'Living in an Earthship empowers you; it takes your existence and sustenance out of the hands of others'
Unfortunately, Earthships are surrounded by stigma and suspicion, in part because of their appearance and ‘kumbaya connotations.’ In desperate situations, people have no option but to try new things. Although it's uncomfortable to consider the possibility of such cases, this kind of receptiveness opens up possibilities for change, and Michael has found that it's the disaster-prone communities that are the most responsive to Earthships.

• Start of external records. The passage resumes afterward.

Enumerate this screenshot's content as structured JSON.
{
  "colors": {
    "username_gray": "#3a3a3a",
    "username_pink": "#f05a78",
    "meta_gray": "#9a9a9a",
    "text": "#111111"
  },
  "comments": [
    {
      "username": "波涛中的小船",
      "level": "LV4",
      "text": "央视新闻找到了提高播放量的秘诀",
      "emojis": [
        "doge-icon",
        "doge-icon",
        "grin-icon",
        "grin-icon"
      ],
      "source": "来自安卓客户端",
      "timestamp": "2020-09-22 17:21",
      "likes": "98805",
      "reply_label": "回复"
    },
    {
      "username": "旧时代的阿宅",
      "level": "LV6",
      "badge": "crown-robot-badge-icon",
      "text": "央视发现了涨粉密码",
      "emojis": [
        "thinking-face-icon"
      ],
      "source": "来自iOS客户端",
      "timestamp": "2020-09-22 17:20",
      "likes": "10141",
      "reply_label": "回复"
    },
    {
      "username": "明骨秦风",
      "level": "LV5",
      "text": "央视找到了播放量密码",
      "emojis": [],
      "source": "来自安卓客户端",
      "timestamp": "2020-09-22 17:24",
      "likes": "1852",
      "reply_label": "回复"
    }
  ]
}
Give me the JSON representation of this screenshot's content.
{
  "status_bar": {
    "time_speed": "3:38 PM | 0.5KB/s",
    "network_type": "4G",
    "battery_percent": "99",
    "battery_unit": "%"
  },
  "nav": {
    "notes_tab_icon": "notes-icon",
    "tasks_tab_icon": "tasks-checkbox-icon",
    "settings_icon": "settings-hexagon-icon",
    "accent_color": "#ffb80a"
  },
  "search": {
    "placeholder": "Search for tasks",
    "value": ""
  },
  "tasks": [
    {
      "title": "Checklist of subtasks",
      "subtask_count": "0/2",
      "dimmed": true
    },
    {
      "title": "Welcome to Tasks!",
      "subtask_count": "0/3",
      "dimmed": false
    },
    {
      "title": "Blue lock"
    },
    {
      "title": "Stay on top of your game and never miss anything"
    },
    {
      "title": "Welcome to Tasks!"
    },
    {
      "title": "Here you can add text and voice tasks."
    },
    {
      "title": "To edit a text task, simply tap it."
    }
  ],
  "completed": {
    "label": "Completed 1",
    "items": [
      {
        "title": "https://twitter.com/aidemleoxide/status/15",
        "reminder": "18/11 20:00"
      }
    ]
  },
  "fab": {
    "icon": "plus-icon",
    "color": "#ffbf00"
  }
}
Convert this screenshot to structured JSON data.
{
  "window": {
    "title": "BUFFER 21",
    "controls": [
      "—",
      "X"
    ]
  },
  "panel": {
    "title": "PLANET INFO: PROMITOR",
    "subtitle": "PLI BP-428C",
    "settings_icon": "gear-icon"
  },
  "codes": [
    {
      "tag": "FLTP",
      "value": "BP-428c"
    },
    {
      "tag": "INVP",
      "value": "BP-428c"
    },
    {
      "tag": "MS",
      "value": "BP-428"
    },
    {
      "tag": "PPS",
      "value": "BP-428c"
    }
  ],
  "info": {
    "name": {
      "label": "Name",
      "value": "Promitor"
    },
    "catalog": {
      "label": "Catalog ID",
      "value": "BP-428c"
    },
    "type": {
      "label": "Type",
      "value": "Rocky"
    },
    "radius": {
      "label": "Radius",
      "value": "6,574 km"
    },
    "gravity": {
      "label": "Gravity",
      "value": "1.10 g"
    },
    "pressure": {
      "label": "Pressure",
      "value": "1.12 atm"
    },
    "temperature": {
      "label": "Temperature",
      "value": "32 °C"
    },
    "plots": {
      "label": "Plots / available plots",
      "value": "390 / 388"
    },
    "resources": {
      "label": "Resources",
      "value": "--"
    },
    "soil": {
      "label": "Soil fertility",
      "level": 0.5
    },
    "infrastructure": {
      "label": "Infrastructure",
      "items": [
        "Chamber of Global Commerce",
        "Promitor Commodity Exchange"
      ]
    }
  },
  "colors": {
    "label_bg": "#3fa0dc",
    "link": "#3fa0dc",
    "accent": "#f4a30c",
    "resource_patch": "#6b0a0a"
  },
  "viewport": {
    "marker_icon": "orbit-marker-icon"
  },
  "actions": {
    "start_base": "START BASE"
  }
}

In the Global North, Earthships are being built less out of need and more out of shared passion – a fact that might need to change as we speed towards climate Armageddon. Today, people can purchase a compact Earthship for ‘the price of a conventional cracker box home,’ explains Michael. While Earthships might work in rural areas, an affordable urban application for this concept has yet to be made and must be the next step. Michael ascertains that you can go 5-10 stories using his principles. ‘The model we use now for an Earthship is based on the phenomena that we're trying to encounter,’ explains Michael. ‘However, dependent on where you are, this shape can change to make that setting work.’ At its heart, an Earthship is just a home that harnesses nature to manage our waste, quench our thirst, feed our hunger and solve our need for warmth and electricity.